“We want to get the word out to the public,” said Herrera. “It could be a situation that is blocking a main highway, or sinkhole in Titusville that poses a danger, or the description of a suspect in a recent crime we are looking for, or a prowler in the area. We need to inform the residents to stay inside, lock their doors, or about a missing endangered child that we need the public’s help.
“In cases of an amber alert or a wanted vehicle, we collaborate with various agencies,” said Herrera. “Among those agencies are the Florida Department of Law Enforcement, our investigative unit who is handling the case and ourselves. Combined we get the information out and on those highway signs.”
One of the advantages Herrera has with the press is being bilingual in English and Spanish.
“I have had news media outlets come to me do interviews in Spanish and the advantage is reaching out to more viewers and citizens within and outside the county,” he said. “While as an investigator in the special investigation and homicide units, I dealt with many high-profile cases and conducted numerous interviews. I became more accustomed to and comfortable standing before the cameras and answering those questions. As I would like to say — live and in living color.”
Assigned to the Criminal Investigations Division, Brevard County Deputy Sheriff Lt. Tod Goodyear of Melbourne is a familiar face to the media. A 26-year veteran of the Brevard County Sheriff’s Office, Goodyear has served in patrol and general investigations, investigating burglary, property crimes and aggravated assault cases.
In 1992, he went on to the major crimes unit, which includes the special victim’s unit that investigates child abuse cases and later on to homicide. Upon his promotion to sergeant it was back to patrol.
After a year-and-a half as a road patrol supervisor, he returned to investigations. Now as a lieutenant in the Criminal Investigations Division, Lt. Goodyear directly supervises the special victim’s unit, the sex offender registration tracking unit and has responsibility along with a sergeant over the homicide unit.
“I am very comfortable with the press,” said Goodyear. “I was a college football coach for five years at the University of Central Florida back in 1980s. The college would put on a weekly show and I was always before the media.
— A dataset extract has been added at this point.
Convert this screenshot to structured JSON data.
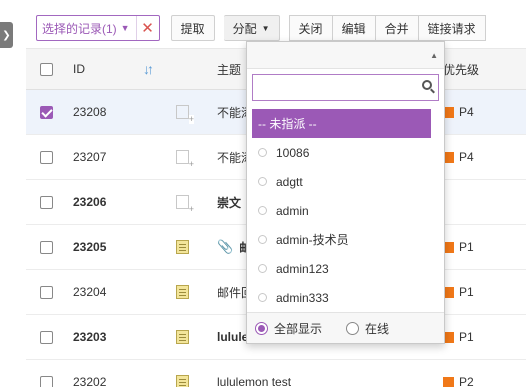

When I was selected as one of the Public Information Officers, it came naturally. When addressing the media, you provide them with enough information for them to report to the public, but not to the extent that it would impact your case or investigation.
“Our rapport with the media has changed over the past 10 years,” said Goodyear. “Then our PIOs were civilians and often not that familiar with the case, and at times, unfortunately there was speculation. Now all of our PIOs are law enforcement and know the case and in some instances like myself, are a part of the investigation and especially when I was involved in some high-profile homicide cases. The media would have access to first-hand information. The media today is patience. If they have information they are anxious to report, I ask that they hold it until I clarify it and make sure it will not impact an on-going case and they will. This is due to the respect of our combined working relationship.”
Goodyear said that being a Public Information Officer is a lot of work in reality.
“You are doing it with another job function. On one hand, you are supervising units and the other receiving calls from the media. But overall it is rewarding to be able to release information and show the public we do a good job,” he said. “Not all releases are about the bad stuff. It is also the nice stuff. There are new programs that will help some segments of the community, a program for kids. Currently we are working on a therapy dog program for abused children and a teen driver program. It is nice to put something out that shows that we’re just not cops, but have a personal side too.”